Shortly after arriving in the square, a small storm was rolling in. I was lucky to find a cafe near by, one that I could sit out on the patio, enjoy my meal, and watch the rain. The Cafe is no longer there, but it was located where the La Bistecca – Osteria Fiorentina currently is. I recognized the patio.
Next I was off to the Piazza della Signoria. There you will find the Fountain of Neptune, the Loggia dei Lanzi, the Palazzo Vecchio, and the Uffizi Gallery.
Florence decided to build a palace that would be worthy of the city’s importance. The Palazzo Vecchio was completed in 1314, but it wasn’t named this until Cosimo I de Medici moved his residence to the Pitti Palace.
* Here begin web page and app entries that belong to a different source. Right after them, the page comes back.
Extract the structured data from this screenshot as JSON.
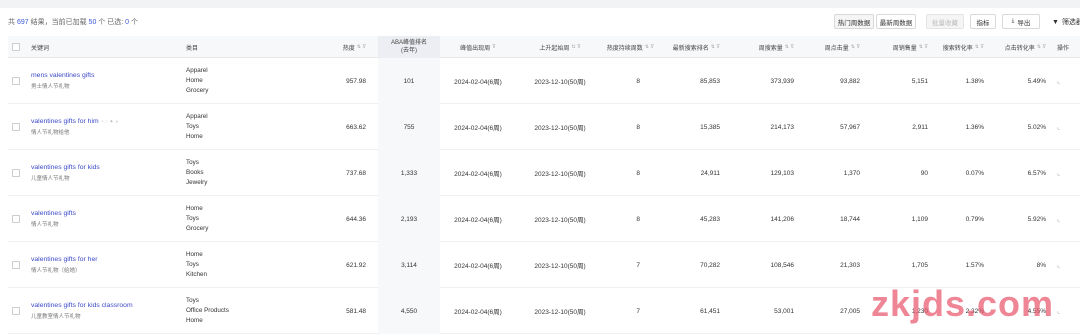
{
  "summary": {
    "prefix": "共",
    "total": "697",
    "mid": "结果，当前已加载",
    "loaded": "50",
    "mid2": "个  已选:",
    "selected": "0",
    "suffix": "个"
  },
  "toolbar": {
    "hot_week": "热门周数据",
    "new_week": "最新周数据",
    "batch_fav": "批量收藏",
    "metrics": "指标",
    "export": "导出",
    "filter": "筛选器"
  },
  "headers": {
    "keyword": "关键词",
    "category": "类目",
    "heat": "热度",
    "aba_rank_line1": "ABA峰值排名",
    "aba_rank_line2": "(去年)",
    "peak_date": "峰值出现周",
    "rise_start": "上升起始周",
    "heat_weeks": "热度持续周数",
    "latest_rank": "最新搜索排名",
    "week_search": "周搜索量",
    "week_click": "周点击量",
    "week_sales": "周销售量",
    "search_conv": "搜索转化率",
    "click_conv": "点击转化率",
    "action": "操作"
  },
  "rows": [
    {
      "keyword": "mens valentines gifts",
      "sub": "男士情人节礼物",
      "cats": [
        "Apparel",
        "Home",
        "Grocery"
      ],
      "heat": "957.98",
      "aba": "101",
      "peak": "2024-02-04(6周)",
      "rise": "2023-12-10(50周)",
      "weeks": "8",
      "rank": "85,853",
      "search": "373,939",
      "click": "93,882",
      "sales": "5,151",
      "sconv": "1.38%",
      "cconv": "5.49%",
      "icons": false
    },
    {
      "keyword": "valentines gifts for him",
      "sub": "情人节礼物给他",
      "cats": [
        "Apparel",
        "Toys",
        "Home"
      ],
      "heat": "663.62",
      "aba": "755",
      "peak": "2024-02-04(6周)",
      "rise": "2023-12-10(50周)",
      "weeks": "8",
      "rank": "15,385",
      "search": "214,173",
      "click": "57,967",
      "sales": "2,911",
      "sconv": "1.36%",
      "cconv": "5.02%",
      "icons": true
    },
    {
      "keyword": "valentines gifts for kids",
      "sub": "儿童情人节礼物",
      "cats": [
        "Toys",
        "Books",
        "Jewelry"
      ],
      "heat": "737.68",
      "aba": "1,333",
      "peak": "2024-02-04(6周)",
      "rise": "2023-12-10(50周)",
      "weeks": "8",
      "rank": "24,911",
      "search": "129,103",
      "click": "1,370",
      "sales": "90",
      "sconv": "0.07%",
      "cconv": "6.57%",
      "icons": false
    },
    {
      "keyword": "valentines gifts",
      "sub": "情人节礼物",
      "cats": [
        "Home",
        "Toys",
        "Grocery"
      ],
      "heat": "644.36",
      "aba": "2,193",
      "peak": "2024-02-04(6周)",
      "rise": "2023-12-10(50周)",
      "weeks": "8",
      "rank": "45,283",
      "search": "141,206",
      "click": "18,744",
      "sales": "1,109",
      "sconv": "0.79%",
      "cconv": "5.92%",
      "icons": false
    },
    {
      "keyword": "valentines gifts for her",
      "sub": "情人节礼物（给她）",
      "cats": [
        "Home",
        "Toys",
        "Kitchen"
      ],
      "heat": "621.92",
      "aba": "3,114",
      "peak": "2024-02-04(6周)",
      "rise": "2023-12-10(50周)",
      "weeks": "7",
      "rank": "70,282",
      "search": "108,546",
      "click": "21,303",
      "sales": "1,705",
      "sconv": "1.57%",
      "cconv": "8%",
      "icons": false
    },
    {
      "keyword": "valentines gifts for kids classroom",
      "sub": "儿童教室情人节礼物",
      "cats": [
        "Toys",
        "Office Products",
        "Home"
      ],
      "heat": "581.48",
      "aba": "4,550",
      "peak": "2024-02-04(6周)",
      "rise": "2023-12-10(50周)",
      "weeks": "7",
      "rank": "61,451",
      "search": "53,001",
      "click": "27,005",
      "sales": "1,230",
      "sconv": "2.32%",
      "cconv": "4.55%",
      "icons": false
    }
  ],
  "watermark": "zkjds.com",
  "colors": {
    "link": "#3b49c9",
    "header_bg": "#f7f8fa",
    "watermark": "#e8586e"
  }
}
The architect for the Palazzo Vexcchio was Arnolfo di Cambio, who was also the architect of the Cathedral of Florence (Duomo) and the Santa Croce church.
The current statue of “David”, standing (on the left) in front of the Palazzo Vecchio, is a replica. Michelangelo’s David was unveiled in 1504. It was originally to be positioned on the roofline of the east end of the Cathedral of Florence. Michelangelo’s David stood in front of the Palazzo Vecchio until 1873. It is now at the Galleria dell’Accademia in Florence.
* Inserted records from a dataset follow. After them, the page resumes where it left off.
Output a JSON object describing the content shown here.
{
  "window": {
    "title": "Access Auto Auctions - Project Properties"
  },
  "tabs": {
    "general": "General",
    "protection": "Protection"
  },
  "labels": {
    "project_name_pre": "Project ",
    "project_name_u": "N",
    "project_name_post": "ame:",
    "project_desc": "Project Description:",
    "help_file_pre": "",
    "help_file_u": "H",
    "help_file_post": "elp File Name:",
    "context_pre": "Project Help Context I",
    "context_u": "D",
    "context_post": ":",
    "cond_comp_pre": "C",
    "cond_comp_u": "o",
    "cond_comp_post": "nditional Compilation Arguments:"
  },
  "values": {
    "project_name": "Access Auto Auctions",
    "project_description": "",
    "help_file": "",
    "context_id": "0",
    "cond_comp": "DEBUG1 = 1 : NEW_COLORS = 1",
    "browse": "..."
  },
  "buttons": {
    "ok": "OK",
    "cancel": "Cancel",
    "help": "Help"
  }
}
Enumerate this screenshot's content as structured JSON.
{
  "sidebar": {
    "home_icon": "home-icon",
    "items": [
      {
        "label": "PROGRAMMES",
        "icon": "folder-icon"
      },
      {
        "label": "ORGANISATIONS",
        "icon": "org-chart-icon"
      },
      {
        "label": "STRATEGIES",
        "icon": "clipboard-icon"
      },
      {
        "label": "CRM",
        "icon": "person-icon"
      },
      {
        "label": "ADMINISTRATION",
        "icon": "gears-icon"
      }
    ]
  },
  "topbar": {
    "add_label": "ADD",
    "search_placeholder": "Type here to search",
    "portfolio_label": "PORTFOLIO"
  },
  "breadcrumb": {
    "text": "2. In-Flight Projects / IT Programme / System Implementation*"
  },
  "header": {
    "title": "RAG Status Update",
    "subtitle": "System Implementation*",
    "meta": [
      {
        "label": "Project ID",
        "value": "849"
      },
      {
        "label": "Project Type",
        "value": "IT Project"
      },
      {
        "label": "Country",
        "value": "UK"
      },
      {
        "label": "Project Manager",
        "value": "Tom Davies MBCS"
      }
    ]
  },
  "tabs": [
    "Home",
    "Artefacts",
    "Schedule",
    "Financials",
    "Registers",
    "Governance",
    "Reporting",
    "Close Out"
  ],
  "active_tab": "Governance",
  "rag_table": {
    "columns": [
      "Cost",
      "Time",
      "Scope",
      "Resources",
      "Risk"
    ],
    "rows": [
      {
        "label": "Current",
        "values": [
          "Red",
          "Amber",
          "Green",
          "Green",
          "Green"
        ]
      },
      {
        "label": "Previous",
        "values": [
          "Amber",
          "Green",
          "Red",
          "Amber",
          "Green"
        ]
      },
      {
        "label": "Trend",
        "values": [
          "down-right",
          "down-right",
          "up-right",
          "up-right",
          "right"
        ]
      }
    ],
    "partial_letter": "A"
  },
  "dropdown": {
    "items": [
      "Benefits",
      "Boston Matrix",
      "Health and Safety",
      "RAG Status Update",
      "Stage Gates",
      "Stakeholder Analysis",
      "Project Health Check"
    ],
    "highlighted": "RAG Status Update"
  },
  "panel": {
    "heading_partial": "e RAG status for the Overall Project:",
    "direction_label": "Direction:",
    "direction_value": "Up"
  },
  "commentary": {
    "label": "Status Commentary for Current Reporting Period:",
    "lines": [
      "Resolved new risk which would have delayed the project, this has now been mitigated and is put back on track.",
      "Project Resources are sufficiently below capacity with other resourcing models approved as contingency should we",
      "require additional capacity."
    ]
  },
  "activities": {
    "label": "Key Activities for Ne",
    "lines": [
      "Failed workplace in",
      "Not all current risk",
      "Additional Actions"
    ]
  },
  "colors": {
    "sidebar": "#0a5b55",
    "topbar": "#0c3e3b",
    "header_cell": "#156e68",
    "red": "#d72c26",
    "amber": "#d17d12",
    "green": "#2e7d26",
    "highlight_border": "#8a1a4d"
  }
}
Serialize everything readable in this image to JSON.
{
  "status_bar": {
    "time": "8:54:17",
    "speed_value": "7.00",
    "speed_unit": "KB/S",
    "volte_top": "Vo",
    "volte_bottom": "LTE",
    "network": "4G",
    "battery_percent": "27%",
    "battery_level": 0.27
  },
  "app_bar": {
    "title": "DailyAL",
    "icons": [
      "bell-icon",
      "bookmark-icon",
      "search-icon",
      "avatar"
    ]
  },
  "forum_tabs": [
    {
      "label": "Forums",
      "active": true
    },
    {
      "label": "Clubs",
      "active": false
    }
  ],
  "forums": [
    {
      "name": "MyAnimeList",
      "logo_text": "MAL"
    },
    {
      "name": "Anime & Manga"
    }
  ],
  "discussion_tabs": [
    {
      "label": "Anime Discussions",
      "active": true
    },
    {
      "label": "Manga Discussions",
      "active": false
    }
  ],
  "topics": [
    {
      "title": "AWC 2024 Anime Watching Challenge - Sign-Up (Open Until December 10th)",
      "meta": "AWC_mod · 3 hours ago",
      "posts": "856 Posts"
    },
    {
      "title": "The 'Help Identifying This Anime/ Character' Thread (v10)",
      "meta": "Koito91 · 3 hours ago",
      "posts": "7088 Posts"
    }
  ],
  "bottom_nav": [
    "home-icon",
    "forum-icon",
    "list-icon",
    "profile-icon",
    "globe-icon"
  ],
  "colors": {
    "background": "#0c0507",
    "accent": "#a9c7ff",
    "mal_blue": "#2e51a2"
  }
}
In the First Courtyard of the Palazzo Vecchio, you can see the statue Putto with Dolphin, by Verrocchio, in the center of the room. The walls are frescoes of Austrian cities by Vasari.
Other pictures of the interior of Palazzo Vecchio:
On the second floor you will find The Stanza del Guardaroba, also known as the Hall of Geographical Maps. All four walls are covered with maps, 53 to be exact, painted on the cabinet doors. In the center of the room is the “Mappi Mundi” built in 1581.
While at the Palazzo Vecchio, I found there was an archaeological dig underneath the Palazzo Vecchio. The excavation uncovered the Roman Theater of Florence dating back to 1st century AD. The first excavation remains were found in 1876, with another dig in 1935. Excavations started back up in 2006-2007. This amphitheater was in a semicircular shape estimated to of held up to 15,000 spectators. Research indicates it was in use into the 5th century.
Excavations have revealed wall foundations,
and 10-meter deep well shafts,
Back outside in the Piazza della Signoria, I stepped over to the Loggia dei Lanzi, also called the Loggia della Signoria.
Here you will find many masterful sculptures.
The Loggia della Signoria is adjoined to the Uffizi Gallery.
The Uffizi Gallery has been open for visits since the 16th century. In 1865 it formally became a museum. It is considered one of the most important Italian museums, and probably the most visited.
The next day I went to the Basilica Santa Maria Novella. A beautiful church.
While the Tornabuoni Chapel is the main chapel, there are 8 other chapels.
Other sites I ran across walking around Florence, dodging the rain.
The church was closed. To the right,you can see the edge of the seating for the Calcio Storico Fiorentino, the sporting event noted in the start of the blog.
Florence was very interesting. A lot to see, and once again, I didn’t come close to seeing everything, but I enjoyed myself. Next stop, Pisa!